FASHION WONDERLAND: Lewis Carroll’s Alice is in for an imaginary fashion makeover. Timed for the release of Tim Burton’s much-anticipated take on the author’s children’s classic, “Alice in Wonderland,” Printemps has invited Alexander McQueen, Christopher Kane, Maison Martin Margiela, Bernhard Willhelm, Haider Ackermann, Manish Arora and Ann Demeulemeester to each dream up a one-off dress for Alice. The resulting frocks will be exhibited in the store’s windows from the end of February, in time for Paris Fashion Week.
ALL ABOUT MY MOTHER: Those who didn’t make it down to Miami last week still have a chance to fit some art viewing into their social calendar. On Wednesday in New York’s SoHo, Alex Kramer and Daniel Baker are hosting cocktails to celebrate “The Life and Works of Manuel Pardo.” Born in Cuba and raised in New York City since the age of 10, Manuel Pardo’s color-saturated works have been shown everywhere from the New Museum of Contemporary Art in New York to the K.O. Gallery in Mexico City. Next year, Pardo, 57, will be the subject of a retrospective at the Main Art Gallery at Cal State Fullerton in California. Growing up, his single mother, Gladys, worked as a factory laborer to support his family. When Pardo turned 40, he decided to immortalize her in his art with an ongoing series called “Mother and I.” His canvases show glamorous women in late Fifties- and early Sixties-style clothes, surrounded by decadent objects and sumptuous decor.

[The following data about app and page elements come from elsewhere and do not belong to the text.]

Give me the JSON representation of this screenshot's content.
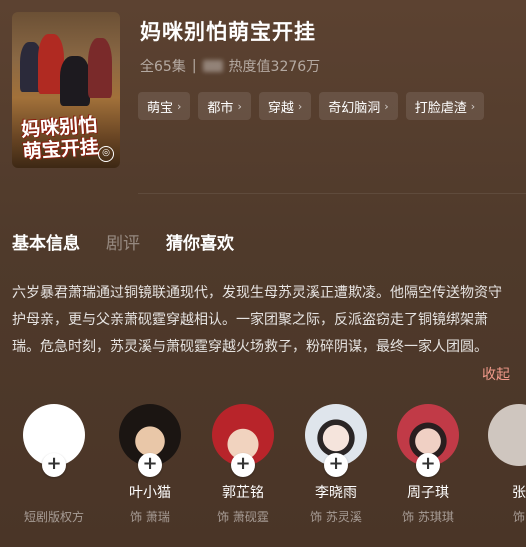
{
  "drama": {
    "title": "妈咪别怕萌宝开挂",
    "poster_caption": "妈咪别怕萌宝开挂",
    "episodes": "全65集",
    "separator": "|",
    "heat": "热度值3276万"
  },
  "tags": [
    {
      "label": "萌宝"
    },
    {
      "label": "都市"
    },
    {
      "label": "穿越"
    },
    {
      "label": "奇幻脑洞"
    },
    {
      "label": "打脸虐渣"
    }
  ],
  "tabs": [
    {
      "label": "基本信息",
      "active": true
    },
    {
      "label": "剧评",
      "active": false
    },
    {
      "label": "猜你喜欢",
      "active": false
    }
  ],
  "description": {
    "text": "六岁暴君萧瑞通过铜镜联通现代，发现生母苏灵溪正遭欺凌。他隔空传送物资守护母亲，更与父亲萧砚霆穿越相认。一家团聚之际，反派盗窃走了铜镜绑架萧瑞。危急时刻，苏灵溪与萧砚霆穿越火场救子，粉碎阴谋，最终一家人团圆。",
    "collapse_label": "收起"
  },
  "cast": [
    {
      "name": "",
      "role": "短剧版权方"
    },
    {
      "name": "叶小猫",
      "role": "饰 萧瑞"
    },
    {
      "name": "郭芷铭",
      "role": "饰 萧砚霆"
    },
    {
      "name": "李晓雨",
      "role": "饰 苏灵溪"
    },
    {
      "name": "周子琪",
      "role": "饰 苏琪琪"
    },
    {
      "name": "张",
      "role": "饰"
    }
  ],
  "icons": {
    "tag_chevron": "chevron-right-icon",
    "follow": "plus-icon",
    "poster_badge": "badge-icon"
  },
  "colors": {
    "background": "#5c4231",
    "collapse_link": "#f29a8a"
  }
}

“Financially, I couldn’t get her a great gift, so I decided to bring her into history with me because she was responsible for me being who I was. The work itself is about her time period. I give her in the work everything she did not have in real life: the gowns, the hairdos, the lavish surroundings, the shoes, everything,” explained Pardo, who has known Baker since he interned for him at age 16 (Baker’s father collected Pardo’s paintings).

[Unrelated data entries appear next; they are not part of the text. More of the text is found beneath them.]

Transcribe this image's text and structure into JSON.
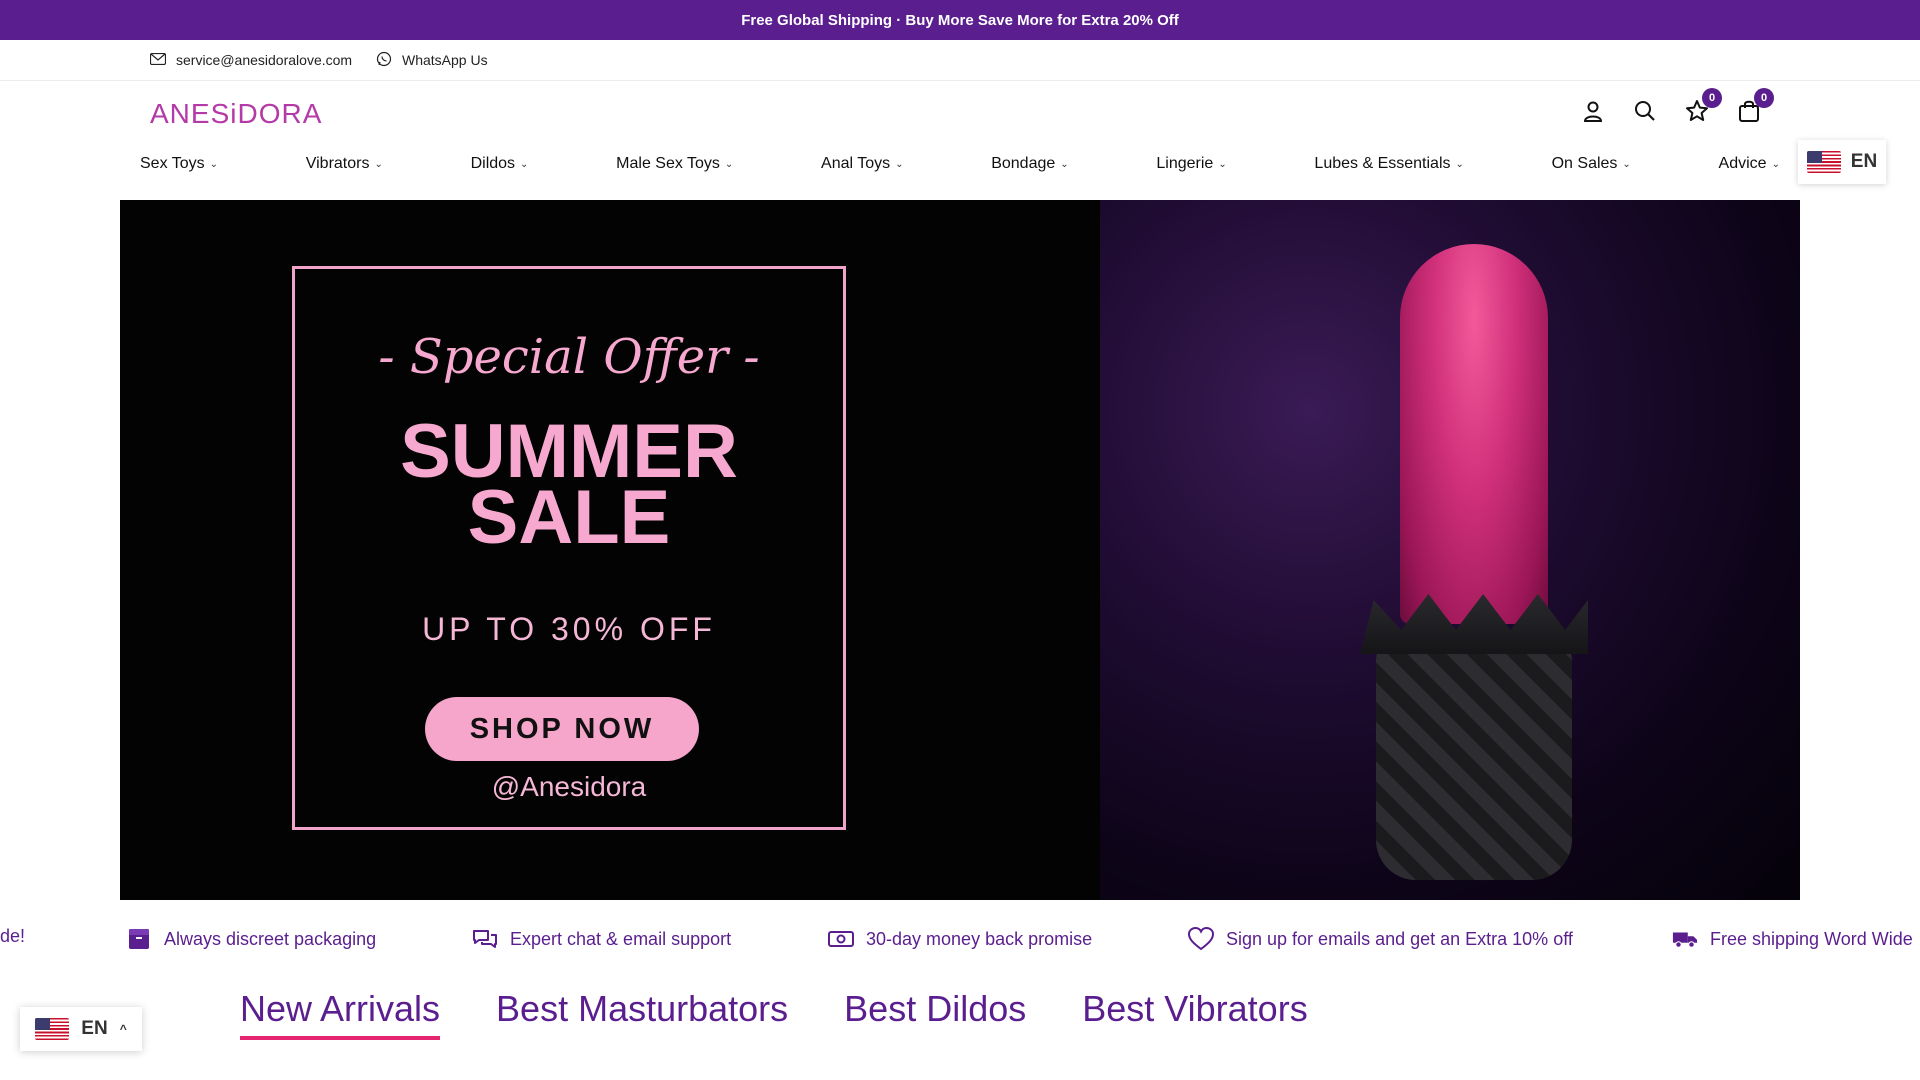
{
  "announcement": "Free Global Shipping · Buy More Save More for Extra 20% Off",
  "contact": {
    "email": "service@anesidoralove.com",
    "whatsapp": "WhatsApp Us"
  },
  "brand": {
    "logo": "ANESiDORA"
  },
  "header": {
    "wishlist_count": "0",
    "cart_count": "0"
  },
  "nav": [
    {
      "label": "Sex Toys"
    },
    {
      "label": "Vibrators"
    },
    {
      "label": "Dildos"
    },
    {
      "label": "Male Sex Toys"
    },
    {
      "label": "Anal Toys"
    },
    {
      "label": "Bondage"
    },
    {
      "label": "Lingerie"
    },
    {
      "label": "Lubes & Essentials"
    },
    {
      "label": "On Sales"
    },
    {
      "label": "Advice"
    }
  ],
  "language": {
    "code": "EN"
  },
  "hero": {
    "special_offer": "- Special Offer -",
    "headline_line1": "SUMMER",
    "headline_line2": "SALE",
    "subheadline": "UP TO 30% OFF",
    "cta": "SHOP NOW",
    "handle": "@Anesidora"
  },
  "benefits": [
    {
      "label": "de!"
    },
    {
      "label": "Always discreet packaging",
      "icon": "box-icon"
    },
    {
      "label": "Expert chat & email support",
      "icon": "chat-icon"
    },
    {
      "label": "30-day money back promise",
      "icon": "money-icon"
    },
    {
      "label": "Sign up for emails and get an Extra 10% off",
      "icon": "heart-icon"
    },
    {
      "label": "Free shipping Word Wide",
      "icon": "truck-icon"
    }
  ],
  "tabs": [
    {
      "label": "New Arrivals",
      "active": true
    },
    {
      "label": "Best Masturbators"
    },
    {
      "label": "Best Dildos"
    },
    {
      "label": "Best Vibrators"
    }
  ],
  "colors": {
    "brand_purple": "#5a1e8f",
    "accent_pink": "#f6a5cb",
    "tab_underline": "#e5256f"
  }
}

The pieces on display Wednesday are from his last year and a half of toil, including “Stardust Drawings” made with layer upon layer of Sakura glitter pens and a recent chartreuse-hued collection called “The Envy Works.” And if any of the patterned, curve-hugging dresses his women wear seem appealing, good luck hunting them down. “I don’t research anything — it’s all from my imagination,” said Pardo.
“Truthfully, I’m a frustrated fashion designer. But I fell in love with painting.”
ITALIAN STYLE: Tokyo got a heaping dose of dolce vita-style elegance Thursday night when Salvatore Ferragamo staged a show reprising its spring collection at the residence of the Italian ambassador. Guests watched as Ai Tominaga closed the show in a floor-length black gown before noshing on mounds of pasta and imbibing an ample selection of Italian wines. The pouring rain only accentuated the beauty of a stunning Japanese garden out back. The show marked the conclusion of Italy in Japan 2009, a string of cultural and promotional events organized by the Italian Embassy. Ferragamo chief executive officer Michele Norsa said the evening capped a difficult year for Italy, Japan and the rest of the world, but symbolizes everyone’s hope for a better 2010.